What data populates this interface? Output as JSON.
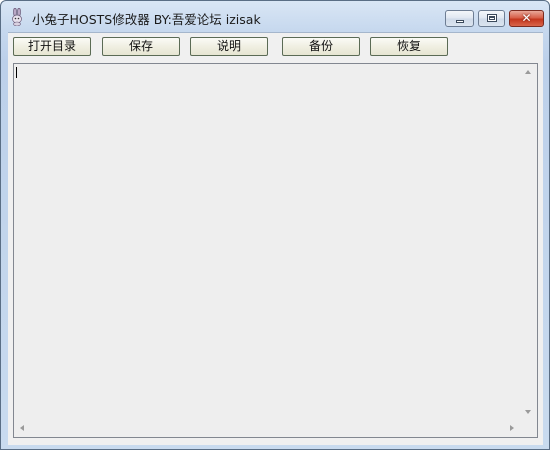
{
  "window": {
    "title": "小兔子HOSTS修改器 BY:吾爱论坛 izisak",
    "icon": "rabbit-icon"
  },
  "caption_buttons": {
    "minimize_icon": "minimize-icon",
    "maximize_icon": "maximize-icon",
    "close_icon": "close-icon",
    "close_glyph": "✕"
  },
  "toolbar": {
    "open_dir_label": "打开目录",
    "save_label": "保存",
    "help_label": "说明",
    "backup_label": "备份",
    "restore_label": "恢复"
  },
  "editor": {
    "content": ""
  },
  "colors": {
    "title_gradient": "#c6d8ee",
    "close_button": "#c4371f",
    "editor_background": "#eeeeee"
  }
}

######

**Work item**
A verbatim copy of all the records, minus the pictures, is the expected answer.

**Written reply**
What data populates this interface? Output as JSON.
{
  "window": {
    "title": "小兔子HOSTS修改器 BY:吾爱论坛 izisak",
    "icon": "rabbit-icon"
  },
  "caption_buttons": {
    "minimize_icon": "minimize-icon",
    "maximize_icon": "maximize-icon",
    "close_icon": "close-icon",
    "close_glyph": "✕"
  },
  "toolbar": {
    "open_dir_label": "打开目录",
    "save_label": "保存",
    "help_label": "说明",
    "backup_label": "备份",
    "restore_label": "恢复"
  },
  "editor": {
    "content": ""
  },
  "colors": {
    "title_gradient": "#c6d8ee",
    "close_button": "#c4371f",
    "editor_background": "#eeeeee"
  }
}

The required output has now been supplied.